• **Aim of the task**: From the listing below, work out how many lines contain "left"; the answer is that number and nothing more.
········
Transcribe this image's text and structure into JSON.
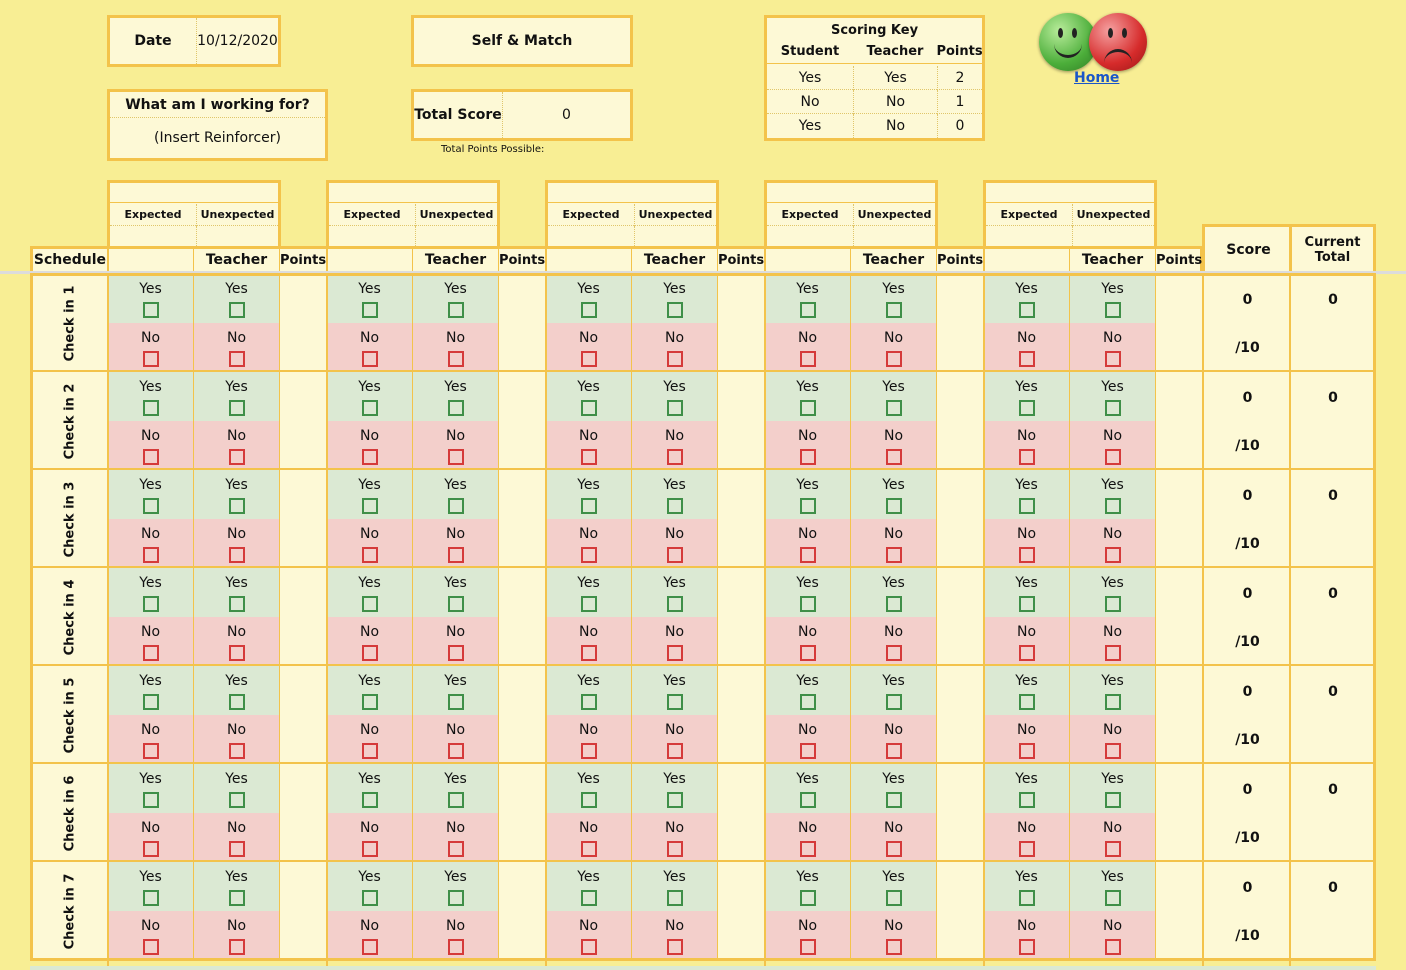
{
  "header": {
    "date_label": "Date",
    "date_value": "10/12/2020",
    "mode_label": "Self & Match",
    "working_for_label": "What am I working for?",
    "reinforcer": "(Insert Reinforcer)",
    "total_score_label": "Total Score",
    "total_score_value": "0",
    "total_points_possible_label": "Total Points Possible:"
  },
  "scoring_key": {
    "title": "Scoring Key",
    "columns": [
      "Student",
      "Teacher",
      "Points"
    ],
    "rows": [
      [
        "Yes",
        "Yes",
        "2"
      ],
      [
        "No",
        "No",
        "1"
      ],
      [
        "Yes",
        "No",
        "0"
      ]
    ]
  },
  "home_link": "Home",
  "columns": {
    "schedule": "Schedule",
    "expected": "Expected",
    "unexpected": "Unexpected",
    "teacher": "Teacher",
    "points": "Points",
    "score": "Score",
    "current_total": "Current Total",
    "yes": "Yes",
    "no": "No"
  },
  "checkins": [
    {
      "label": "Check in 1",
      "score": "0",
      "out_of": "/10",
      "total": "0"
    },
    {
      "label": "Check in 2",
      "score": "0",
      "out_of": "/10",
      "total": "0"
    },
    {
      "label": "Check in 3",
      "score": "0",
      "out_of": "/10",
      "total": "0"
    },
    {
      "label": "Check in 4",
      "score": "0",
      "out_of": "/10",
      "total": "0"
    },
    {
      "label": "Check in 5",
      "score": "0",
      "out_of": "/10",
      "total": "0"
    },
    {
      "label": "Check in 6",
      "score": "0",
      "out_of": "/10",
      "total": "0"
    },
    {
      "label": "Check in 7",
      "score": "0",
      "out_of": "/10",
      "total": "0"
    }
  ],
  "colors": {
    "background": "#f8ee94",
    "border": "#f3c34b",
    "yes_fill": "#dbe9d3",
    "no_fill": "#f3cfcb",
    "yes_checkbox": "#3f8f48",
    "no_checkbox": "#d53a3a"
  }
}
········
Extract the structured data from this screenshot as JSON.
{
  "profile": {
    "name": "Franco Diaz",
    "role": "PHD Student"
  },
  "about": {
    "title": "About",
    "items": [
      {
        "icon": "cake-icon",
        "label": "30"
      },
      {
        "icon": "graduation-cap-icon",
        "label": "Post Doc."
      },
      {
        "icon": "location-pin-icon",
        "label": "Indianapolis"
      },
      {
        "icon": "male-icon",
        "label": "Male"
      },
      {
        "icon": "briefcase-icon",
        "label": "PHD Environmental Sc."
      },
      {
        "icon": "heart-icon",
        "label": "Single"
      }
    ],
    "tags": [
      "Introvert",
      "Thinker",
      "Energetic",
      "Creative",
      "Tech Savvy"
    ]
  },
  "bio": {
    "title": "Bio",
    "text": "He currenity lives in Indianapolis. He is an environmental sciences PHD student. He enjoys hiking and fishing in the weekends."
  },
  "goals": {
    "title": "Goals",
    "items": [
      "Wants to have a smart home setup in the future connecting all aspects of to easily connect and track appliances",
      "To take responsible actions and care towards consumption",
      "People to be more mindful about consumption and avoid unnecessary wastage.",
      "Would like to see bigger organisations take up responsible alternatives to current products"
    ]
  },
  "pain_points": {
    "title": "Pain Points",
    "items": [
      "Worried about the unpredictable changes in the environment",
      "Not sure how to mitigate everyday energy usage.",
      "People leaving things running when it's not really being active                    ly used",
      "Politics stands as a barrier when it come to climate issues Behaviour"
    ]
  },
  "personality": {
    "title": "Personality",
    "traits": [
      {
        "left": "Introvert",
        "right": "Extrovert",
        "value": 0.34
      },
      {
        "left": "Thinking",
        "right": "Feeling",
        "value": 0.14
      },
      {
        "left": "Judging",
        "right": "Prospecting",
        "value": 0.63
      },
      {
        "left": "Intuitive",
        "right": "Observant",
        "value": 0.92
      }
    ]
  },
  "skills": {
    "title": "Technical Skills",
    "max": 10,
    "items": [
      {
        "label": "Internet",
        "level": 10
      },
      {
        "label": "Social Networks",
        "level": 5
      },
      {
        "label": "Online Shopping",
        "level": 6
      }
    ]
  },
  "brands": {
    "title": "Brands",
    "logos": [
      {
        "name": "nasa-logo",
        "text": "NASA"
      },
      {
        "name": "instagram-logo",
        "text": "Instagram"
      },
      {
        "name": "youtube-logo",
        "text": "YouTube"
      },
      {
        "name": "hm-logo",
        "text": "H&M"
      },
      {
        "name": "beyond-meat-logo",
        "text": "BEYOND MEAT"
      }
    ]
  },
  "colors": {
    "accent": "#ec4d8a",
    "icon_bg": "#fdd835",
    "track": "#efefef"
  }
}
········
• **Solution**: 4